Required action: What is needed is the full set of records, word for word, with no pictures.

====== Source data ======

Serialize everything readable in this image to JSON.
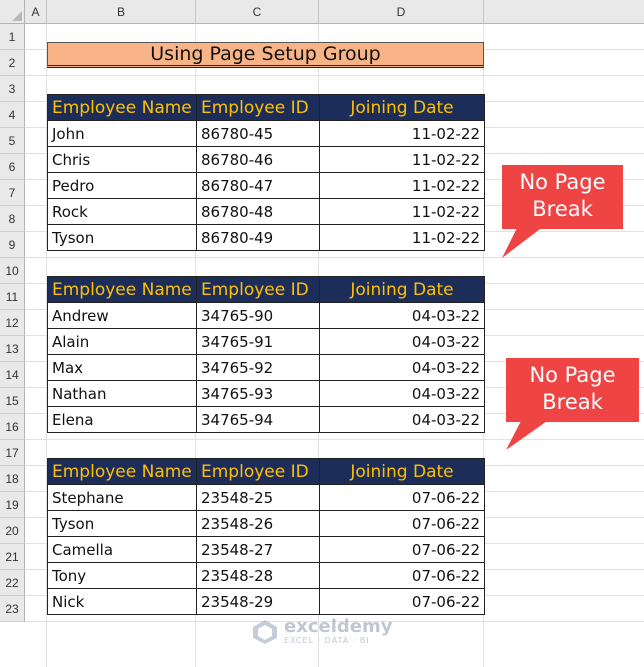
{
  "columns": [
    "A",
    "B",
    "C",
    "D"
  ],
  "rows": [
    "1",
    "2",
    "3",
    "4",
    "5",
    "6",
    "7",
    "8",
    "9",
    "10",
    "11",
    "12",
    "13",
    "14",
    "15",
    "16",
    "17",
    "18",
    "19",
    "20",
    "21",
    "22",
    "23"
  ],
  "title": "Using Page Setup Group",
  "headers": {
    "name": "Employee Name",
    "id": "Employee ID",
    "date": "Joining Date"
  },
  "tables": [
    {
      "rows": [
        {
          "name": "John",
          "id": "86780-45",
          "date": "11-02-22"
        },
        {
          "name": "Chris",
          "id": "86780-46",
          "date": "11-02-22"
        },
        {
          "name": "Pedro",
          "id": "86780-47",
          "date": "11-02-22"
        },
        {
          "name": "Rock",
          "id": "86780-48",
          "date": "11-02-22"
        },
        {
          "name": "Tyson",
          "id": "86780-49",
          "date": "11-02-22"
        }
      ]
    },
    {
      "rows": [
        {
          "name": "Andrew",
          "id": "34765-90",
          "date": "04-03-22"
        },
        {
          "name": "Alain",
          "id": "34765-91",
          "date": "04-03-22"
        },
        {
          "name": "Max",
          "id": "34765-92",
          "date": "04-03-22"
        },
        {
          "name": "Nathan",
          "id": "34765-93",
          "date": "04-03-22"
        },
        {
          "name": "Elena",
          "id": "34765-94",
          "date": "04-03-22"
        }
      ]
    },
    {
      "rows": [
        {
          "name": "Stephane",
          "id": "23548-25",
          "date": "07-06-22"
        },
        {
          "name": "Tyson",
          "id": "23548-26",
          "date": "07-06-22"
        },
        {
          "name": "Camella",
          "id": "23548-27",
          "date": "07-06-22"
        },
        {
          "name": "Tony",
          "id": "23548-28",
          "date": "07-06-22"
        },
        {
          "name": "Nick",
          "id": "23548-29",
          "date": "07-06-22"
        }
      ]
    }
  ],
  "callouts": [
    {
      "line1": "No Page",
      "line2": "Break"
    },
    {
      "line1": "No Page",
      "line2": "Break"
    }
  ],
  "watermark": {
    "name": "exceldemy",
    "tagline": "EXCEL · DATA · BI"
  },
  "colors": {
    "header_bg": "#1c2d5a",
    "header_text": "#ffc000",
    "title_bg": "#f8b486",
    "callout_bg": "#ef4444"
  }
}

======

Written answer:
Serialize everything readable in this image to JSON.
{
  "columns": [
    "A",
    "B",
    "C",
    "D"
  ],
  "rows": [
    "1",
    "2",
    "3",
    "4",
    "5",
    "6",
    "7",
    "8",
    "9",
    "10",
    "11",
    "12",
    "13",
    "14",
    "15",
    "16",
    "17",
    "18",
    "19",
    "20",
    "21",
    "22",
    "23"
  ],
  "title": "Using Page Setup Group",
  "headers": {
    "name": "Employee Name",
    "id": "Employee ID",
    "date": "Joining Date"
  },
  "tables": [
    {
      "rows": [
        {
          "name": "John",
          "id": "86780-45",
          "date": "11-02-22"
        },
        {
          "name": "Chris",
          "id": "86780-46",
          "date": "11-02-22"
        },
        {
          "name": "Pedro",
          "id": "86780-47",
          "date": "11-02-22"
        },
        {
          "name": "Rock",
          "id": "86780-48",
          "date": "11-02-22"
        },
        {
          "name": "Tyson",
          "id": "86780-49",
          "date": "11-02-22"
        }
      ]
    },
    {
      "rows": [
        {
          "name": "Andrew",
          "id": "34765-90",
          "date": "04-03-22"
        },
        {
          "name": "Alain",
          "id": "34765-91",
          "date": "04-03-22"
        },
        {
          "name": "Max",
          "id": "34765-92",
          "date": "04-03-22"
        },
        {
          "name": "Nathan",
          "id": "34765-93",
          "date": "04-03-22"
        },
        {
          "name": "Elena",
          "id": "34765-94",
          "date": "04-03-22"
        }
      ]
    },
    {
      "rows": [
        {
          "name": "Stephane",
          "id": "23548-25",
          "date": "07-06-22"
        },
        {
          "name": "Tyson",
          "id": "23548-26",
          "date": "07-06-22"
        },
        {
          "name": "Camella",
          "id": "23548-27",
          "date": "07-06-22"
        },
        {
          "name": "Tony",
          "id": "23548-28",
          "date": "07-06-22"
        },
        {
          "name": "Nick",
          "id": "23548-29",
          "date": "07-06-22"
        }
      ]
    }
  ],
  "callouts": [
    {
      "line1": "No Page",
      "line2": "Break"
    },
    {
      "line1": "No Page",
      "line2": "Break"
    }
  ],
  "watermark": {
    "name": "exceldemy",
    "tagline": "EXCEL · DATA · BI"
  },
  "colors": {
    "header_bg": "#1c2d5a",
    "header_text": "#ffc000",
    "title_bg": "#f8b486",
    "callout_bg": "#ef4444"
  }
}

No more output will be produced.